A legislative mistake that would require Virginia businesses to give employees Saturdays or Sundays off as a "day of rest" if they request it was blocked from taking effect this weekend by a judge Friday.
Judge T.J. Markow granted an emergency 90-day injunction at the urging of several Virginia corporations.
The delay will give legislators time to correct the oversight, which alarmed a wide range of businesses with weekend or round-the-clock shifts to cover, such as factories, stores, utilities and restaurants.
"The gun has at least been removed from their hand and put back in the holster," said Hugh Keough, president and chief executive of the Virginia Chamber of Commerce.
The judge acted reluctantly, saying he believed he was encroaching upon the legislature's prerogative.
The "day of rest" law was mistakenly enacted earlier this year when Virginia's General Assembly repealed the antiquated "blue laws" that once required businesses to close on Sundays.
Lawmakers unwittingly struck from the books a decades-old exemption for private businesses from Virginia's 17th-century day-of-rest law. The error went unnoticed and was signed into law by Gov. Mark R. Warner.
The day-of-rest law entitles workers at factories, restaurants, hotels, movie theaters and private hospitals to take off Saturday or Sunday _ whatever their chosen day of worship _ if they so desire.
Business that do not abide by their employees' wishes can be fined up to $500 for each offense. Also, an employer that forces an employee to work on a day of rest can be made to pay triple the worker's regular wages.

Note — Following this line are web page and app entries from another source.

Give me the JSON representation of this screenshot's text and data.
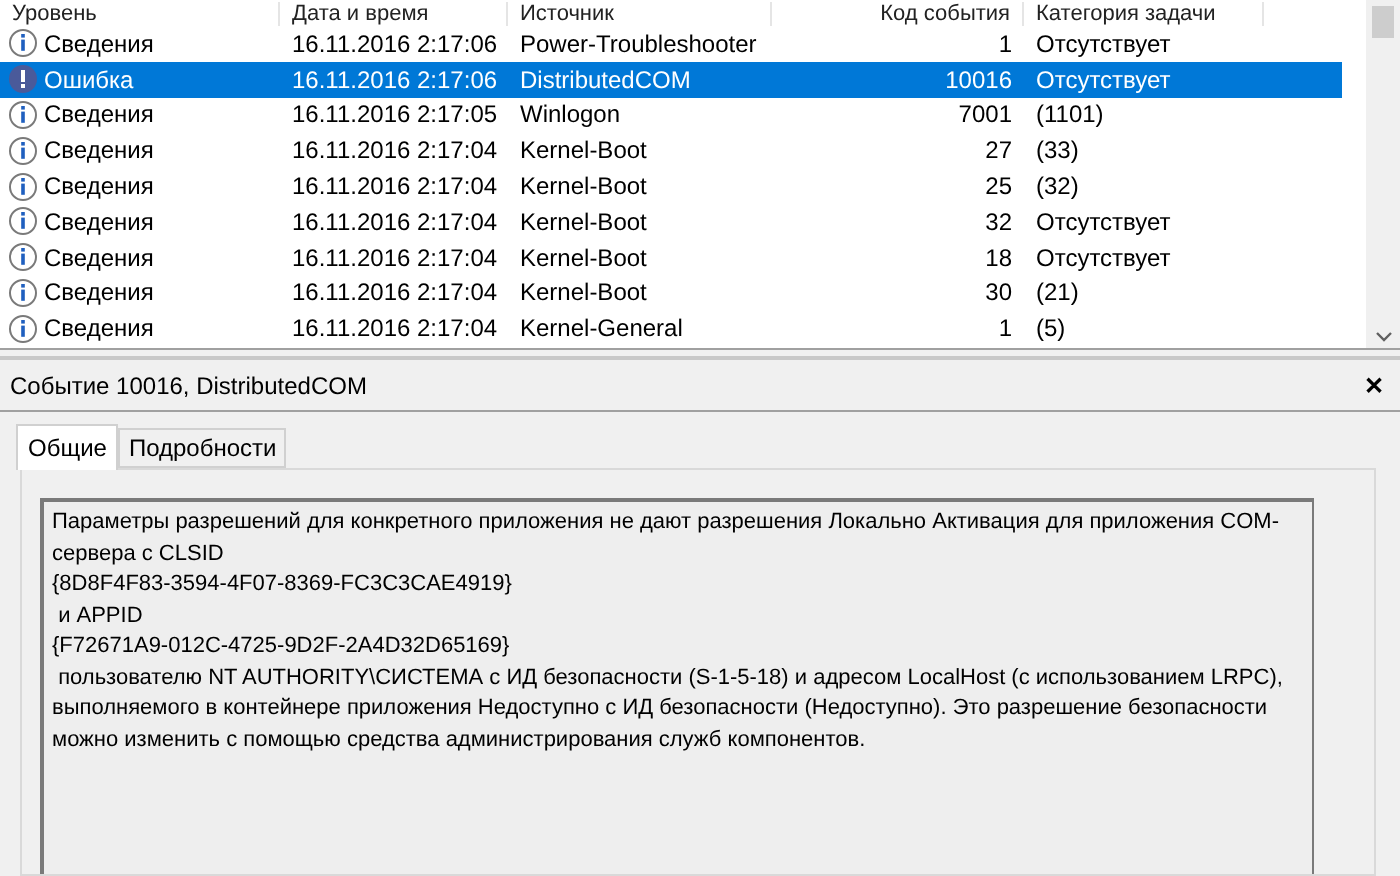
{
  "table": {
    "columns": [
      "Уровень",
      "Дата и время",
      "Источник",
      "Код события",
      "Категория задачи"
    ],
    "rows": [
      {
        "level": "Сведения",
        "kind": "info",
        "date": "16.11.2016 2:17:06",
        "source": "Power-Troubleshooter",
        "code": "1",
        "category": "Отсутствует",
        "selected": false
      },
      {
        "level": "Ошибка",
        "kind": "error",
        "date": "16.11.2016 2:17:06",
        "source": "DistributedCOM",
        "code": "10016",
        "category": "Отсутствует",
        "selected": true
      },
      {
        "level": "Сведения",
        "kind": "info",
        "date": "16.11.2016 2:17:05",
        "source": "Winlogon",
        "code": "7001",
        "category": "(1101)",
        "selected": false
      },
      {
        "level": "Сведения",
        "kind": "info",
        "date": "16.11.2016 2:17:04",
        "source": "Kernel-Boot",
        "code": "27",
        "category": "(33)",
        "selected": false
      },
      {
        "level": "Сведения",
        "kind": "info",
        "date": "16.11.2016 2:17:04",
        "source": "Kernel-Boot",
        "code": "25",
        "category": "(32)",
        "selected": false
      },
      {
        "level": "Сведения",
        "kind": "info",
        "date": "16.11.2016 2:17:04",
        "source": "Kernel-Boot",
        "code": "32",
        "category": "Отсутствует",
        "selected": false
      },
      {
        "level": "Сведения",
        "kind": "info",
        "date": "16.11.2016 2:17:04",
        "source": "Kernel-Boot",
        "code": "18",
        "category": "Отсутствует",
        "selected": false
      },
      {
        "level": "Сведения",
        "kind": "info",
        "date": "16.11.2016 2:17:04",
        "source": "Kernel-Boot",
        "code": "30",
        "category": "(21)",
        "selected": false
      },
      {
        "level": "Сведения",
        "kind": "info",
        "date": "16.11.2016 2:17:04",
        "source": "Kernel-General",
        "code": "1",
        "category": "(5)",
        "selected": false
      }
    ]
  },
  "details": {
    "title": "Событие 10016, DistributedCOM",
    "close": "✕",
    "tabs": [
      {
        "label": "Общие",
        "selected": true
      },
      {
        "label": "Подробности",
        "selected": false
      }
    ],
    "lines": [
      "Параметры разрешений для конкретного приложения не дают разрешения Локально Активация для приложения COM-сервера с CLSID",
      "{8D8F4F83-3594-4F07-8369-FC3C3CAE4919}",
      " и APPID",
      "{F72671A9-012C-4725-9D2F-2A4D32D65169}",
      " пользователю NT AUTHORITY\\СИСТЕМА с ИД безопасности (S-1-5-18) и адресом LocalHost (с использованием LRPC), выполняемого в контейнере приложения Недоступно с ИД безопасности (Недоступно). Это разрешение безопасности можно изменить с помощью средства администрирования служб компонентов."
    ]
  }
}
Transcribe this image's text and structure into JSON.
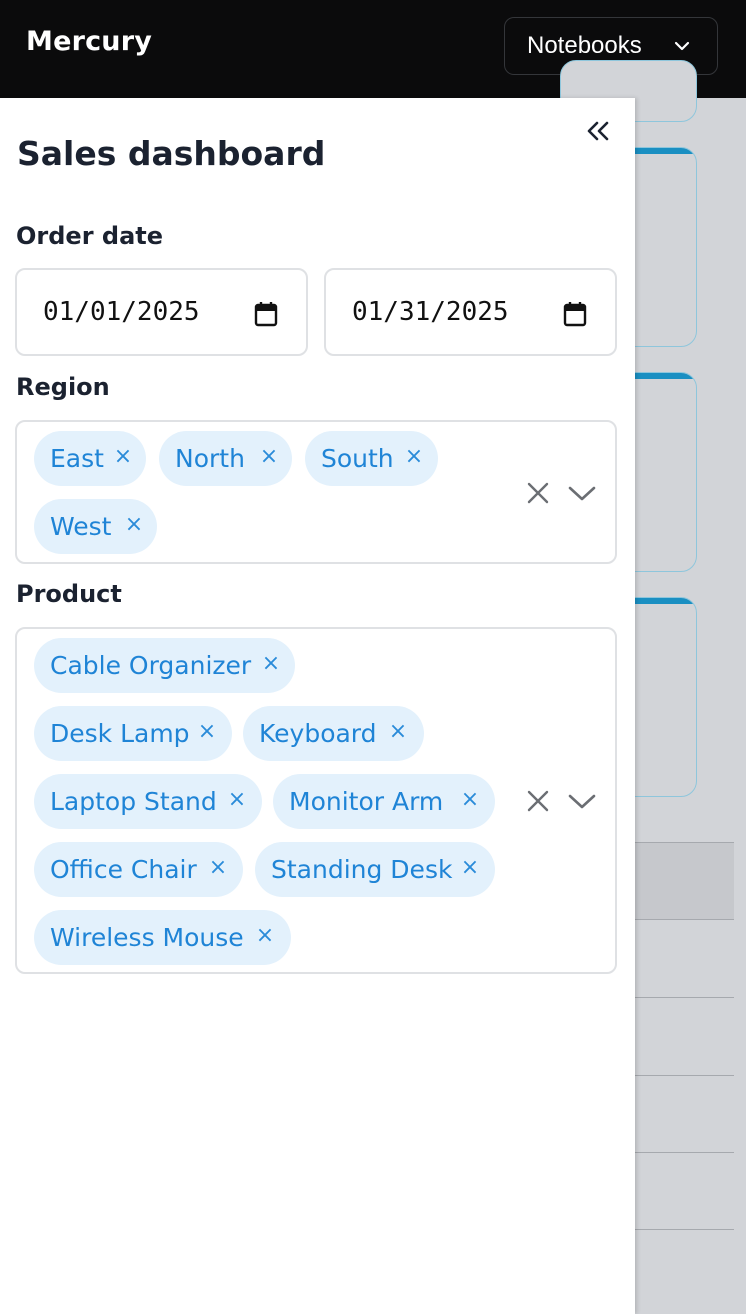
{
  "app": {
    "brand": "Mercury",
    "nav_dropdown": "Notebooks"
  },
  "sidebar": {
    "title": "Sales dashboard",
    "order_date": {
      "label": "Order date",
      "start": "01/01/2025",
      "end": "01/31/2025"
    },
    "region": {
      "label": "Region",
      "selected": [
        "East",
        "North",
        "South",
        "West"
      ]
    },
    "product": {
      "label": "Product",
      "selected": [
        "Cable Organizer",
        "Desk Lamp",
        "Keyboard",
        "Laptop Stand",
        "Monitor Arm",
        "Office Chair",
        "Standing Desk",
        "Wireless Mouse"
      ]
    }
  },
  "colors": {
    "topbar": "#0b0b0c",
    "chip_bg": "#e3f1fc",
    "chip_text": "#1f84d6",
    "card_accent": "#1a8fc2"
  },
  "icons": {
    "collapse": "double-chevron-left-icon",
    "calendar": "calendar-icon",
    "clear": "close-icon",
    "dropdown": "chevron-down-icon",
    "chip_remove": "remove-x-icon"
  }
}
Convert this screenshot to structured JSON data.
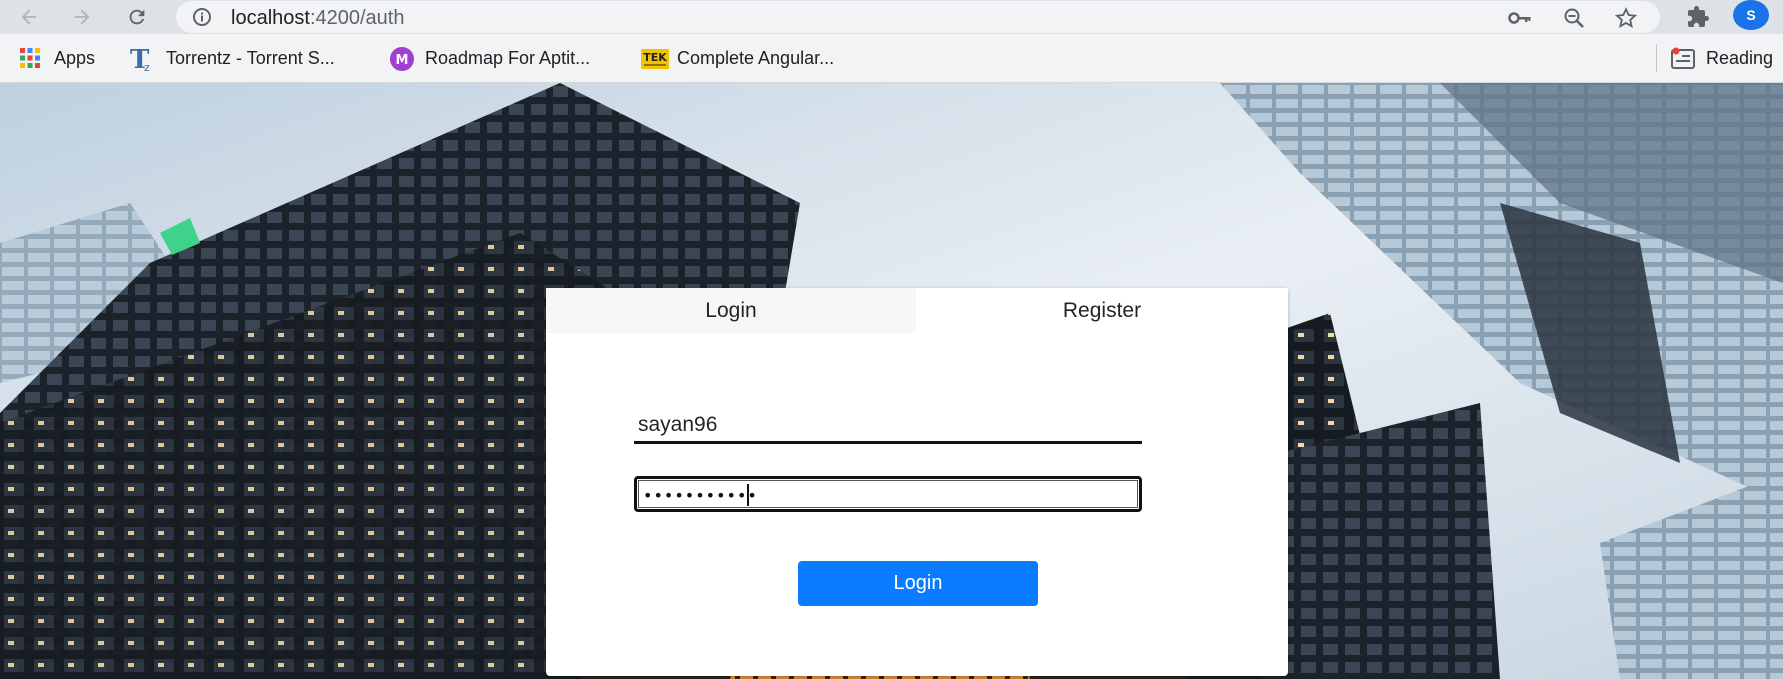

Dominion Resources, Virginia's main electricity utility, Smithfield Packing, one of the nation's largest meat producers, International Paper and others argued that the provision was unconstitutional because it specified particular days off for religious purposes.
They also argued that the measure violates a passage in the Virginia Constitution that says a bill can deal with only one purpose, clearly stated in the title of the legislation.
The companies said the law would cripple Smithfield's ability to meet its timetables for processing and shipping fresh meat, and could threaten the state's power supply.
"We have power stations, operations centers. We perform reliable services that are important to the state's economy. We'd just like a little common sense in play here to get us back to the status quo that existed before yesterday," Dominion Resources spokesman Jim Norvelle said.
However, he said none of the utility's 9,100 Virginia employees had tried to invoke the law.
The judge blocked the law, but added, "The legislative process, like the judicial process, is sacred. To say, `We didn't mean to do it and the court needs to come in and fix it,' well, it's not as simple as that."
Legislative leaders are considering a special session to fix the law.
Businesses began scrambling this week after they learned of the mistake, desperate to make sure their holiday weekend operations were not disrupted.